A three-way negotiation ensued with the Taliban. First was the Doha track with the Taliban; the second was with Islamabad/Rawalpindi and the third was with Kabul to ensure that the Afghan government would accept the outcome. The dice were loaded because Taliban and Pakistan negotiated as a team. Mr Khalilzad knew full well that he was not negotiating an Afghan peace deal; he was negotiating a “managed” U.S. exit. The timeline too was clear. U.S. President Donald Trump had repeatedly declared that “great nations do not fight endless wars”; his re-election is due in the fall of 2020. Within 24 hours of the much-publicized deal, violence and major disagreements about the deal began erupting in Afghanistan. Given that the Taliban negotiated from a position of strength, the Trump administration from weakness and little political will, and that the Ashraf Ghani administration in Afghanistan was by and large a clueless bystander in all of this, means that the country is perhaps on the verge of yet another long-drawn-out and internecine battle.

Indian External Affairs Minister Dr S. Jaishankar with Zalmay Khalilzad at Munich Security Conference 2020.

The only state that seems to be at the losing end of this deal is India because today’s Taliban does not share the same onus with New Delhi. New Delhi put all its eggs in Ashraf Ghani’s basket adopting a puritanical approach to the Taliban – neither reaching out to Taliban nor exploiting the fissures within it. As India takes a moralistic approach by engaging only with the legitimate state governments, India’s relations with Afghanistan will take a hit in the immediate aftermath of the deal. India will not be to able to influence the region’s political and security outcomes after the US’s withdrawal.
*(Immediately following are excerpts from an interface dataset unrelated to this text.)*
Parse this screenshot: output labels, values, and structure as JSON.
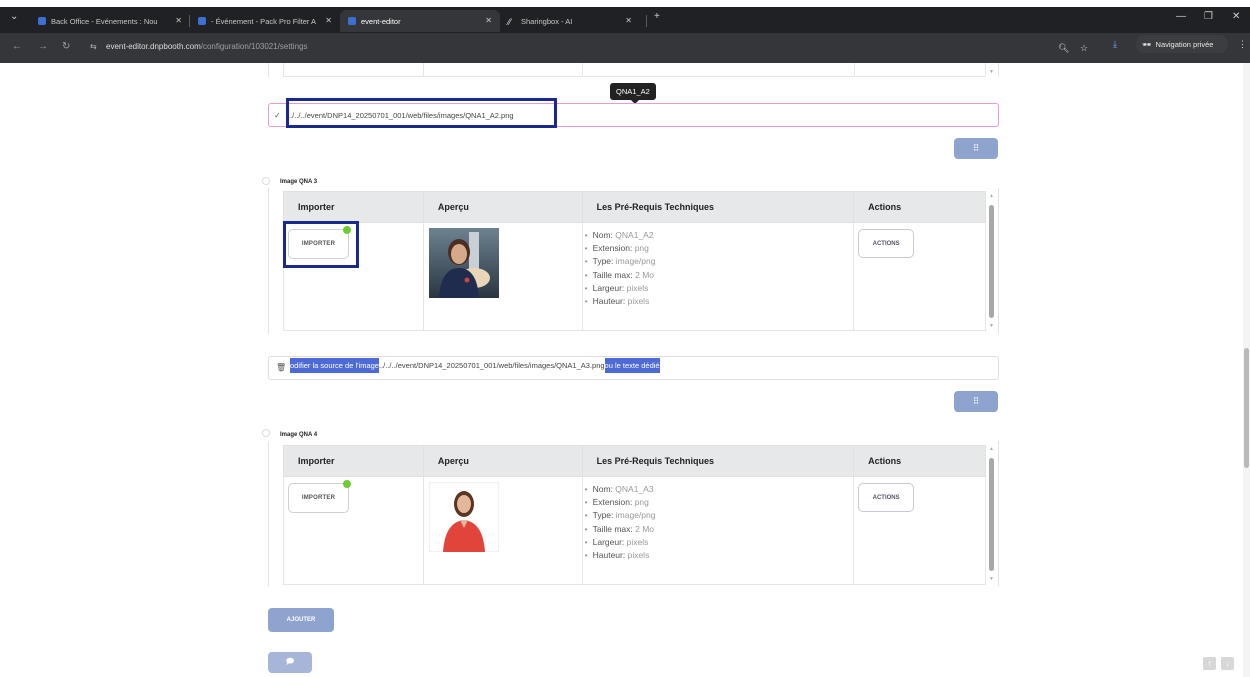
{
  "browser": {
    "tabs": [
      {
        "title": "Back Office - Evénements : Nou"
      },
      {
        "title": "- Événement - Pack Pro Filter A"
      },
      {
        "title": "event-editor"
      },
      {
        "title": "Sharingbox - AI"
      }
    ],
    "new_tab_icon": "plus-icon",
    "url_host": "event-editor.dnpbooth.com",
    "url_path": "/configuration/103021/settings",
    "incognito_label": "Navigation privée"
  },
  "tooltip": "QNA1_A2",
  "path_input_a2": "../../../event/DNP14_20250701_001/web/files/images/QNA1_A2.png",
  "path_input_a3": {
    "sel_prefix": "odifier la source de l'image",
    "path": "../../../event/DNP14_20250701_001/web/files/images/QNA1_A3.png",
    "sel_suffix": "ou le texte dédié"
  },
  "drag_icon": "⠿",
  "sections": [
    {
      "title": "Image QNA 3",
      "headers": [
        "Importer",
        "Aperçu",
        "Les Pré-Requis Techniques",
        "Actions"
      ],
      "import_label": "IMPORTER",
      "actions_label": "ACTIONS",
      "requirements": [
        {
          "k": "Nom:",
          "v": "QNA1_A2"
        },
        {
          "k": "Extension:",
          "v": "png"
        },
        {
          "k": "Type:",
          "v": "image/png"
        },
        {
          "k": "Taille max:",
          "v": "2 Mo"
        },
        {
          "k": "Largeur:",
          "v": "pixels"
        },
        {
          "k": "Hauteur:",
          "v": "pixels"
        }
      ]
    },
    {
      "title": "Image QNA 4",
      "headers": [
        "Importer",
        "Aperçu",
        "Les Pré-Requis Techniques",
        "Actions"
      ],
      "import_label": "IMPORTER",
      "actions_label": "ACTIONS",
      "requirements": [
        {
          "k": "Nom:",
          "v": "QNA1_A3"
        },
        {
          "k": "Extension:",
          "v": "png"
        },
        {
          "k": "Type:",
          "v": "image/png"
        },
        {
          "k": "Taille max:",
          "v": "2 Mo"
        },
        {
          "k": "Largeur:",
          "v": "pixels"
        },
        {
          "k": "Hauteur:",
          "v": "pixels"
        }
      ]
    }
  ],
  "add_button": "AJOUTER",
  "colors": {
    "accent": "#8fa3cf",
    "highlight": "#1a2a8c",
    "status_dot": "#6ccd32",
    "focus_border": "#e59ad9"
  }
}
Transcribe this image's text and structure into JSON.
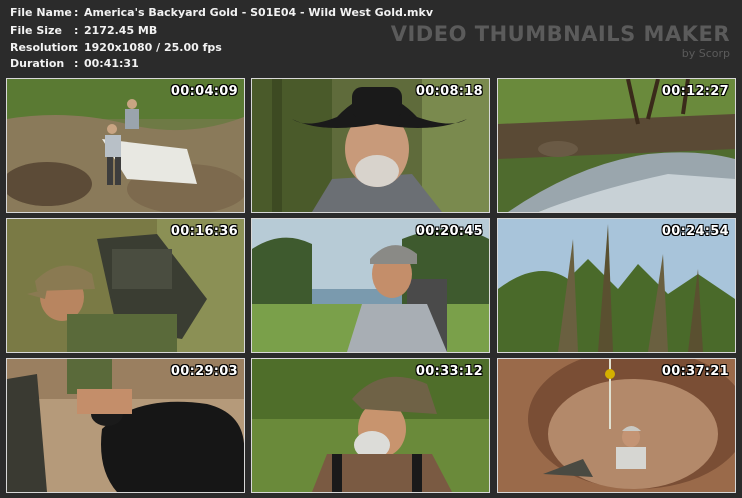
{
  "info": {
    "file_name_label": "File Name",
    "file_name": "America's Backyard Gold - S01E04 - Wild West Gold.mkv",
    "file_size_label": "File Size",
    "file_size": "2172.45 MB",
    "resolution_label": "Resolution",
    "resolution": "1920x1080 / 25.00 fps",
    "duration_label": "Duration",
    "duration": "00:41:31",
    "separator": ":"
  },
  "brand": {
    "title": "VIDEO THUMBNAILS MAKER",
    "subtitle": "by Scorp"
  },
  "thumbnails": [
    {
      "timestamp": "00:04:09",
      "scene": "two prospectors with tarp on rocky creek bank"
    },
    {
      "timestamp": "00:08:18",
      "scene": "bearded man in black cowboy hat"
    },
    {
      "timestamp": "00:12:27",
      "scene": "mountain stream through forest"
    },
    {
      "timestamp": "00:16:36",
      "scene": "man in cap carrying heavy backpack"
    },
    {
      "timestamp": "00:20:45",
      "scene": "man in baseball cap with backpack in meadow"
    },
    {
      "timestamp": "00:24:54",
      "scene": "tall weeds against blue sky"
    },
    {
      "timestamp": "00:29:03",
      "scene": "black dog and man kneeling on dirt"
    },
    {
      "timestamp": "00:33:12",
      "scene": "bearded man in camo hat looking up"
    },
    {
      "timestamp": "00:37:21",
      "scene": "man in hardhat in mine pit with rope"
    }
  ]
}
New Delhi’s official statement which describes Afghanistan as a “contiguous neighbour” — meaning that India considers Pakistan-occupied Kashmir (PoK) a part of its sovereign territory — will make Pakistan and China sit up and take notice. India’s biggest worry is that in the 21st century Taliban mass murdered its opponents into statehood and it might provide potential motivation to other religious outfits in the region. Unless India carefully envisages a counter-strategy, such factors will push India into a geopolitical tough spot in the region evidently making it unfavourable to us.

Subscribe to the International Relations Updates by The Kootneeti

* indicates required

The views and opinions expressed in this article are those of the author and do not necessarily reflect the views of The Kootneeti Team

Facebook Comments

Shivangi Gautam

Shivangi Gautam is an Electronics engineer and IR enthusiast, passionate about politics, literature, policymaking and the latest developments in the technological sector. She can be reached at

You may also like...

Leave a Reply

Your email address will not be published. Required fields are marked *